So, if real examples are far superior to hypotheticals, why isn’t everyone using them? Of all the objections I’ve heard over the years, they typically boil down to fear. Fear of “bothering” a client by asking them to be part of a case study. Fear of using a client example and having them get upset. Fear that current clients or prospects will think you’re a blabbermouth and never trust you again. These are valid fears. Using client examples is a delicate matter. But you’d be surprised how many clients will say yes when you set the following ground rules:
- Make them the hero. The biggest fear that anyone has about being used as an example is that they or their company will look bad. You can ease that anxiety by assuring them your focus will be on how they overcame a challenge, not the challenge itself. Yes, you will share some details about the problem they were grappling with, but ultimately the story is about how they solved it. While working on a white paper for a company that provides corporate training on how to have honest conversations in the workplace, I was pleasantly surprised at the number of big-name clients who were willing to be featured as case studies. The leaders I interviewed at those companies spoke candidly about the dysfunctional communication patterns that were hurting their businesses. But the focus of the case studies was ultimately about their willingness to address that dysfunction and how they did it. That made them champions.
- Give them editorial control. From the outset, let the client know they will be able to review the case example before it’s published and can make whatever changes they want. This concession is tricky for writers like me because I want the examples to be as honest and detailed as possible, which isn’t always the objective of the client’s legal department or PR staff, whose jobs are to protect the company’s reputation. When an example is under review, I worry that they’ll take out all the “good stuff” and sometimes they do. But I’m often surprised at what they leave in, and we’re usually able to reach a compromise on the parts they want to change. And if we can’t, we leave it out. Because it’s their story, too.
- Disguise their identity. Using named examples in business articles is best because they’re more credible. It’s clear you’re not making it up. That’s why publications such as the Harvard Business Review prefer named examples. But it’s not always possible. So as a second option, we’ll use the case study but disguise the company’s identity by calling it a “large technology company” and changing any details that would enable a reader to figure out who they are. If the issue is particularly sensitive, we’ll change the details so that the company wouldn’t even recognize itself. For example, if the real story is about drug trials for a new diabetes treatment, we might say it’s a pharmaceutical company that’s developing a new drug for rheumatoid arthritis. Anonymizing an example isn’t ideal, but it does allow us to use it to illustrate a point about drug trials without compromising the confidentiality of the client.

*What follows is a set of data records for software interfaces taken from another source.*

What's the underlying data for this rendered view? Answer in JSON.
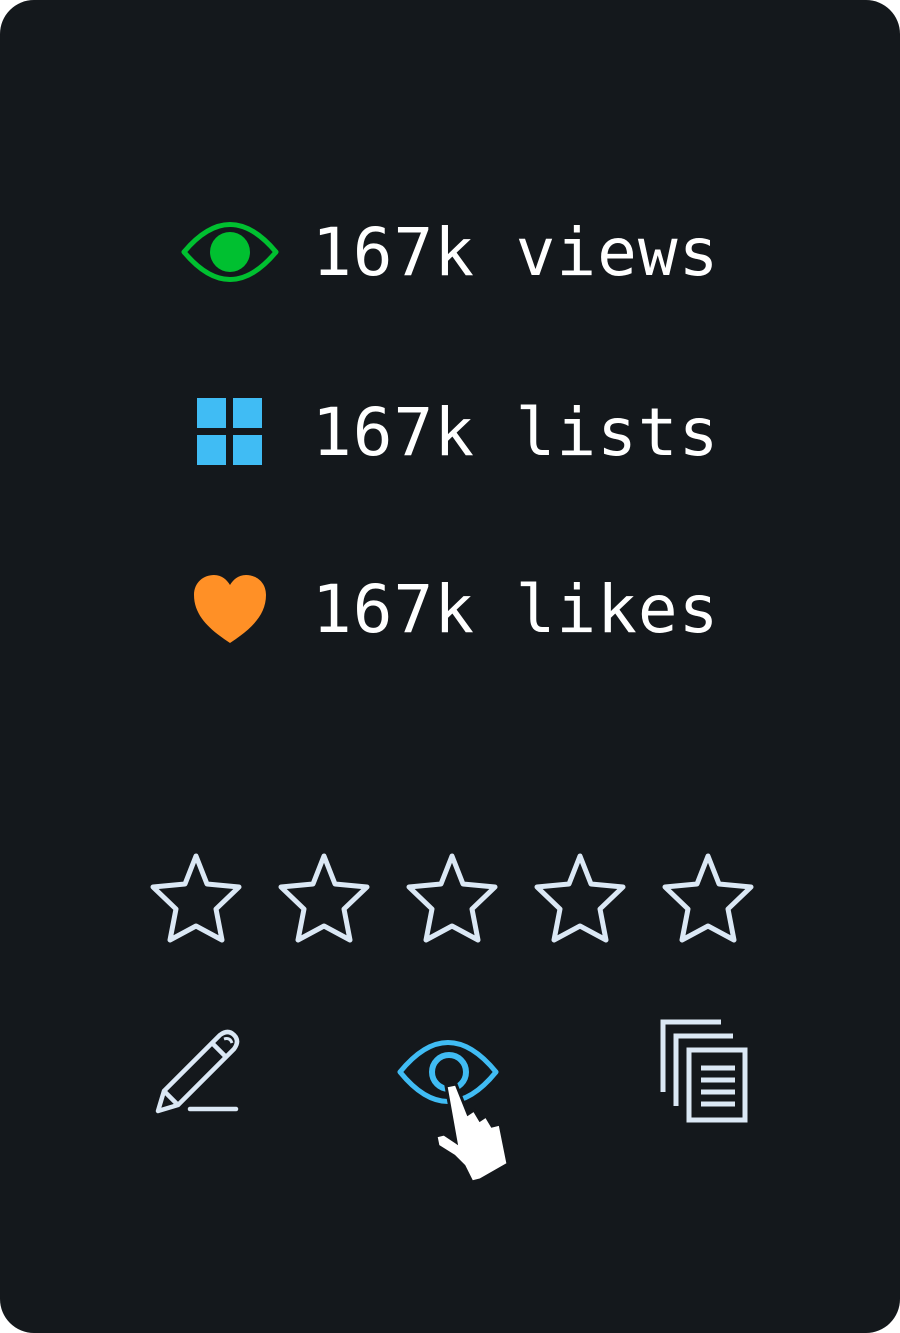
{
  "stats": [
    {
      "icon": "eye-icon",
      "color": "#00c030",
      "count": "167k",
      "label": "views",
      "text": "167k views"
    },
    {
      "icon": "grid-icon",
      "color": "#40bcf4",
      "count": "167k",
      "label": "lists",
      "text": "167k lists"
    },
    {
      "icon": "heart-icon",
      "color": "#ff9026",
      "count": "167k",
      "label": "likes",
      "text": "167k likes"
    }
  ],
  "rating": {
    "value": 0,
    "max": 5,
    "star_outline_color": "#dbe8f5"
  },
  "actions": [
    {
      "name": "review",
      "icon": "pencil-icon",
      "color": "#dbe8f5"
    },
    {
      "name": "watch",
      "icon": "eye-icon",
      "color": "#40bcf4",
      "hovered": true
    },
    {
      "name": "add-to-lists",
      "icon": "list-stack-icon",
      "color": "#dbe8f5"
    }
  ],
  "colors": {
    "background": "#14181c",
    "text": "#ffffff",
    "views": "#00c030",
    "lists": "#40bcf4",
    "likes": "#ff9026"
  }
}
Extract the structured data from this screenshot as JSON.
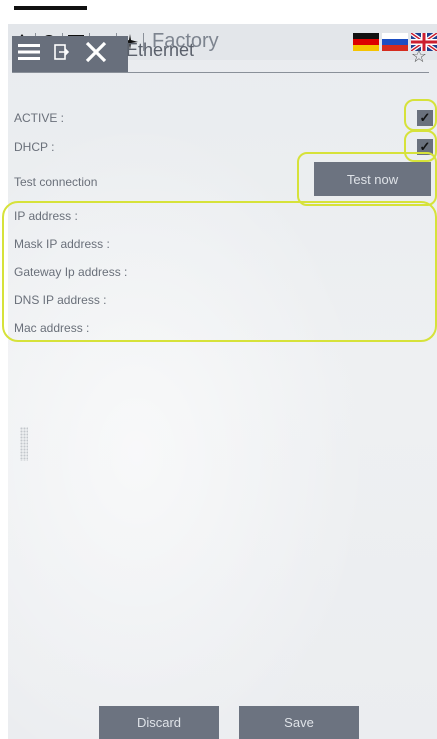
{
  "modebar": {
    "title": "Factory",
    "icons": [
      "water-drop-icon",
      "tire-icon",
      "film-icon",
      "machine-icon",
      "airplane-icon"
    ]
  },
  "header": {
    "title": "Ethernet",
    "tools": [
      "menu-icon",
      "export-icon",
      "close-icon"
    ],
    "favorite_icon": "star-icon"
  },
  "settings": {
    "active_label": "ACTIVE :",
    "active_checked": true,
    "dhcp_label": "DHCP :",
    "dhcp_checked": true,
    "test_label": "Test connection",
    "test_button": "Test now"
  },
  "network": {
    "ip_label": "IP address :",
    "mask_label": "Mask IP address :",
    "gateway_label": "Gateway Ip address :",
    "dns_label": "DNS IP address :",
    "mac_label": "Mac address :"
  },
  "footer": {
    "discard": "Discard",
    "save": "Save"
  },
  "colors": {
    "accent_highlight": "#d6e23a",
    "button": "#6c7380",
    "toolbar": "#686f7c"
  }
}
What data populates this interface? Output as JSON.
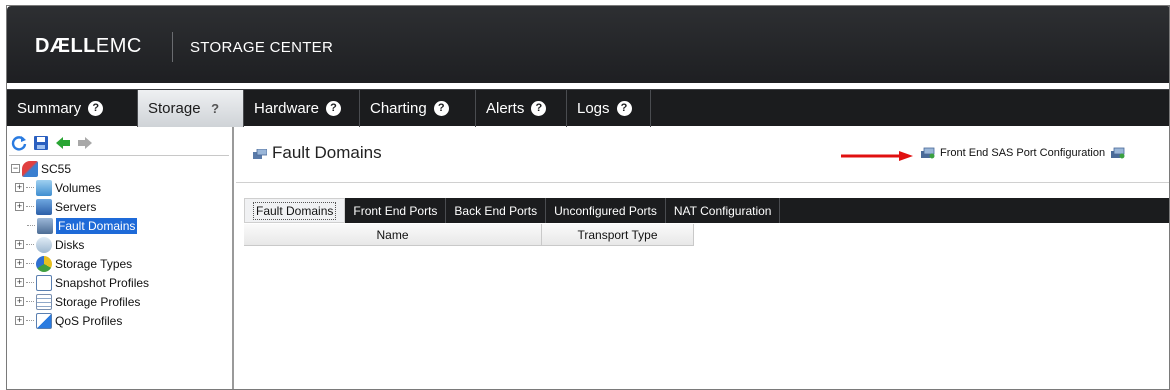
{
  "header": {
    "logo_bold": "DÆLL",
    "logo_light": "EMC",
    "product": "STORAGE CENTER"
  },
  "nav": {
    "tabs": [
      {
        "label": "Summary",
        "active": false
      },
      {
        "label": "Storage",
        "active": true
      },
      {
        "label": "Hardware",
        "active": false
      },
      {
        "label": "Charting",
        "active": false
      },
      {
        "label": "Alerts",
        "active": false
      },
      {
        "label": "Logs",
        "active": false
      }
    ],
    "help_glyph": "?"
  },
  "tree": {
    "root": "SC55",
    "items": [
      {
        "label": "Volumes",
        "icon": "volumes-icon"
      },
      {
        "label": "Servers",
        "icon": "servers-icon"
      },
      {
        "label": "Fault Domains",
        "icon": "fault-domains-icon",
        "selected": true
      },
      {
        "label": "Disks",
        "icon": "disks-icon"
      },
      {
        "label": "Storage Types",
        "icon": "storage-types-icon"
      },
      {
        "label": "Snapshot Profiles",
        "icon": "snapshot-profiles-icon"
      },
      {
        "label": "Storage Profiles",
        "icon": "storage-profiles-icon"
      },
      {
        "label": "QoS Profiles",
        "icon": "qos-profiles-icon"
      }
    ],
    "expander_glyph": "+",
    "root_expander_glyph": "−"
  },
  "main": {
    "title": "Fault Domains",
    "action_link": "Front End SAS Port Configuration",
    "tabs": [
      "Fault Domains",
      "Front End Ports",
      "Back End Ports",
      "Unconfigured Ports",
      "NAT Configuration"
    ],
    "columns": [
      "Name",
      "Transport Type"
    ]
  },
  "colors": {
    "header_bg": "#222326",
    "nav_bg": "#1b1c1e",
    "selected": "#1e6ad8",
    "arrow": "#e01010"
  }
}
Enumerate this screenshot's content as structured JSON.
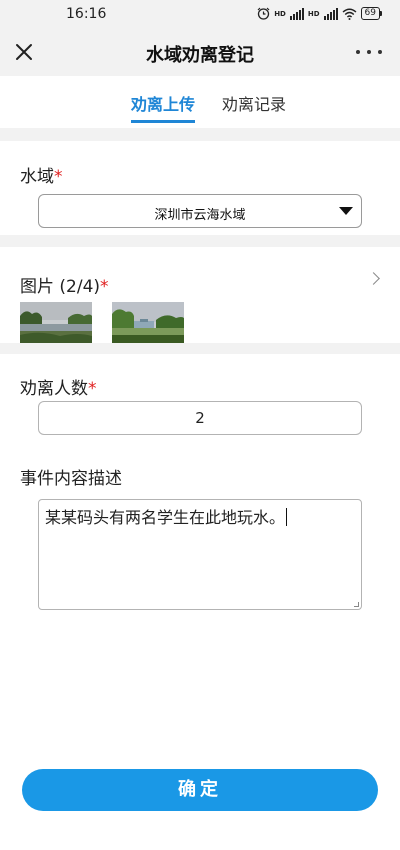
{
  "status_bar": {
    "time": "16:16",
    "net_label_1": "HD",
    "net_label_2": "HD",
    "battery": "69"
  },
  "nav": {
    "title": "水域劝离登记"
  },
  "tabs": [
    {
      "label": "劝离上传",
      "active": true
    },
    {
      "label": "劝离记录",
      "active": false
    }
  ],
  "form": {
    "water_area": {
      "label": "水域",
      "required_mark": "*",
      "selected": "深圳市云海水域"
    },
    "images": {
      "label": "图片 (2/4)",
      "required_mark": "*"
    },
    "persuade_count": {
      "label": "劝离人数",
      "required_mark": "*",
      "value": "2"
    },
    "description": {
      "label": "事件内容描述",
      "value": "某某码头有两名学生在此地玩水。"
    }
  },
  "confirm_button": "确定",
  "colors": {
    "accent": "#1f86d6",
    "button": "#1a98e6",
    "required": "#e02020",
    "section_gap": "#f2f2f2"
  }
}
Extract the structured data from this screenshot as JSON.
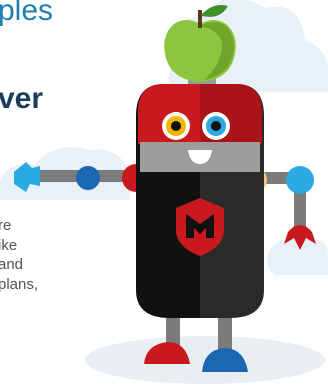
{
  "heading": {
    "line1": "ples",
    "line2": "ver"
  },
  "paragraph": {
    "lines": [
      "re",
      "ike",
      "and",
      "plans,"
    ]
  },
  "colors": {
    "heading_blue": "#1f7fb0",
    "heading_dark": "#1a3d5c",
    "robot_red": "#c8191e",
    "robot_black": "#1a1a1a",
    "apple_green": "#8cc63f",
    "cloud": "#e8f1f8"
  }
}
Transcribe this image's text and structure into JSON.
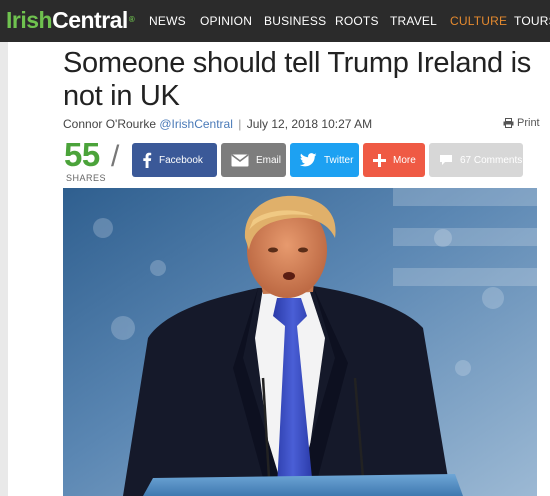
{
  "site": {
    "logo_part1": "Irish",
    "logo_part2": "Central",
    "logo_mark": "®"
  },
  "nav": {
    "items": [
      {
        "label": "NEWS"
      },
      {
        "label": "OPINION"
      },
      {
        "label": "BUSINESS"
      },
      {
        "label": "ROOTS"
      },
      {
        "label": "TRAVEL"
      },
      {
        "label": "CULTURE",
        "active": true
      },
      {
        "label": "TOURS"
      }
    ],
    "active_color": "#e58a2f"
  },
  "article": {
    "headline": "Someone should tell Trump Ireland is not in UK",
    "author": "Connor O'Rourke",
    "handle": "@IrishCentral",
    "separator": "|",
    "date": "July 12, 2018 10:27 AM",
    "print_label": "Print",
    "print_icon": "printer-icon"
  },
  "share": {
    "count": "55",
    "count_label": "SHARES",
    "slash": "/",
    "buttons": {
      "facebook": {
        "label": "Facebook",
        "icon": "facebook-icon",
        "color": "#3b5998"
      },
      "email": {
        "label": "Email",
        "icon": "envelope-icon",
        "color": "#7d7d7d"
      },
      "twitter": {
        "label": "Twitter",
        "icon": "twitter-bird-icon",
        "color": "#1da1f2"
      },
      "more": {
        "label": "More",
        "icon": "plus-icon",
        "color": "#ef5a44"
      },
      "comments": {
        "label": "67 Comments",
        "icon": "speech-bubble-icon",
        "color": "#d7d7d7"
      }
    }
  },
  "hero": {
    "description_icon": "photo"
  }
}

Examples are a powerful part of business articles, blog posts, and white papers. They are the storytelling that can make an otherwise dull treatise on asset protection come to life. So, whenever possible, include real-life examples. Hypotheticals about Carl and Carla should be a last resort.